ORLANDO — Innovating in packaging sometimes means solving problems consumers don’t realize they had.
Three industry presenters from the Designing Packing that Sells session March 2 at the Southeast Produce Council took a chance and revolutionized their respective categories, from making the difficult-to-prepare artichoke easy at home to taking on one of the “sacred cows” of the mushroom category.
Pamela RiemenschneiderIFCO's Andy Hamilton, left, and Gene Harris of Denny's Corp., right, talk with Kathryn Ault of San Antonio-based NatureSweet Tomatoes Ltd., about the company's packaging innovations following a session at the Southeast Produce Council's Southern Exposure in Orlando March 2. NatureSweet Tomatoes Ltd.’s innovative domed clamshell wasn’t initially a hit, said Kathryn Ault, vice president of sales for the San Antonio-based company.
“That was a creation by our design agency we later took to consumers, with the label on top and the ability to dispense from the top,” she said. “Initially consumers didn’t actually care for the package because they didn’t recognize it as an issue they had. Sometimes we can identify a consumer problem before they can and provide a solution. Eventually they say ‘Oh, I get it.’”
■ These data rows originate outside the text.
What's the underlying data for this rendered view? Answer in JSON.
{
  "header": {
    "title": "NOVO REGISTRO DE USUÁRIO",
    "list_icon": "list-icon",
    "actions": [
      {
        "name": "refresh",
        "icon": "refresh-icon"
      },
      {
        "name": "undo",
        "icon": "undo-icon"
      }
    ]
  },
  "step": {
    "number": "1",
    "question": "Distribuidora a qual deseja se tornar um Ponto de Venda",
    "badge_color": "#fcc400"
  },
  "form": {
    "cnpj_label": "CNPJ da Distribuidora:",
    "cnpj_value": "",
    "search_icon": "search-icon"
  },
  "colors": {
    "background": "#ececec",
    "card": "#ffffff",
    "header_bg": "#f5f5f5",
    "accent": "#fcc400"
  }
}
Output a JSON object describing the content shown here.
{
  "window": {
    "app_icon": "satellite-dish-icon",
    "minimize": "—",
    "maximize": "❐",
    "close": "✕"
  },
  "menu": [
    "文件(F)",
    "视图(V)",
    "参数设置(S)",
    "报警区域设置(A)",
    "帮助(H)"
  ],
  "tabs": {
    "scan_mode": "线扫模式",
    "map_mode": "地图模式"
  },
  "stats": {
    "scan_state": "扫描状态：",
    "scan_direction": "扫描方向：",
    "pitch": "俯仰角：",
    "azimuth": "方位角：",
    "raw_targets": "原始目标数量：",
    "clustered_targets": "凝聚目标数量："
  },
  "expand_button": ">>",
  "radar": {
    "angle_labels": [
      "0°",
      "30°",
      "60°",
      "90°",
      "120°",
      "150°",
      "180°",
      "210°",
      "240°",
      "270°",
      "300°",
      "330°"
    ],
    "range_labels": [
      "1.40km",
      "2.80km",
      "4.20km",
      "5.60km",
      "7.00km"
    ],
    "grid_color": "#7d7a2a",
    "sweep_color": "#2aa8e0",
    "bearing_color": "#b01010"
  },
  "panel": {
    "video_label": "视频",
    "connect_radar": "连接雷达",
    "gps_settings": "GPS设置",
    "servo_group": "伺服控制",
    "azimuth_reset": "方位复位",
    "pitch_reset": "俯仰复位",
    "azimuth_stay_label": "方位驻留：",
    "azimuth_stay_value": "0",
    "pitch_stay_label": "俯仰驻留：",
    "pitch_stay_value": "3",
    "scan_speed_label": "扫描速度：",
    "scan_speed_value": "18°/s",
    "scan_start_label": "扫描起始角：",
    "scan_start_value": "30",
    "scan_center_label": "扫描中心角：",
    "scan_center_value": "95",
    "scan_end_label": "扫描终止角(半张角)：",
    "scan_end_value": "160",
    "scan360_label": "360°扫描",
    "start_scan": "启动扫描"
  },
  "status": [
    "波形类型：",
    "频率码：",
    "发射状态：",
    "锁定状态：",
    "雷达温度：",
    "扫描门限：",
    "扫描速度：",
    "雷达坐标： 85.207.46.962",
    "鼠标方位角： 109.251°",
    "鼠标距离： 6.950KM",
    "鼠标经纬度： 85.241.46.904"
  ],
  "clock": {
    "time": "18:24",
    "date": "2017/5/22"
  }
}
Keeping consumers up-to-date about the changes, especially when the company transitioned from net bags to domes for its signature cherry tomato program, was important for NatureSweet.
“We actually did communication on the old pack about the new, and on the new pack about the old,” she said. “We were trying to keep our consumers informed about the changes.”
For Ocean Mist, introducing the Season & Steam Artichoke pack was a process that took years of trial and error, from finding the right technology to deciding the best artichoke to put in the bag, said Kori Tuggle, director of marketing and business development.
“We changed how we presented artichokes to the consumer by eliminating preparation, reducing cooking time and creating a fool-proof cooking method,” she said. “The process for artichokes took six to seven years.”
Pamela RiemenschneiderJim Burt, left, vice president for national sales at Monterey Mushrooms, Monterey, Calif., discusses packaging innovations with Jon Schwalls, center and Courtney Hamilton of Southern Valley Fruit & Vegetable Inc. following a session at the Southeast Produce Council Southern Exposure in Orlando on March 2.For the company’s Season & Steam Brussels Sprouts, the process was quicker, less than a year, she said.
Monterey Calif.-based Monterey Mushrooms also had a lot of trial and error in finding a solution for a more sustainable till than the industry standard Styrofoam, Jim Burt, national vice president of sales.
Consumer reaction, even without promoting the change at retail, has been overwhelmingly positive, Burt said, with many comments coming in through Monterey Mushrooms’ website, even from customers who cannot purchase the tills in stores in their area.
The environmental benefits are one aspect of the new tills, Burt said, but the new package also offers Monterey Mushrooms other benefits.
“The nice thing about the paper is that it gives us the real estate to talk to shoppers,” he said. “We’re using it to suggest to consumers all the ways they can use mushrooms.”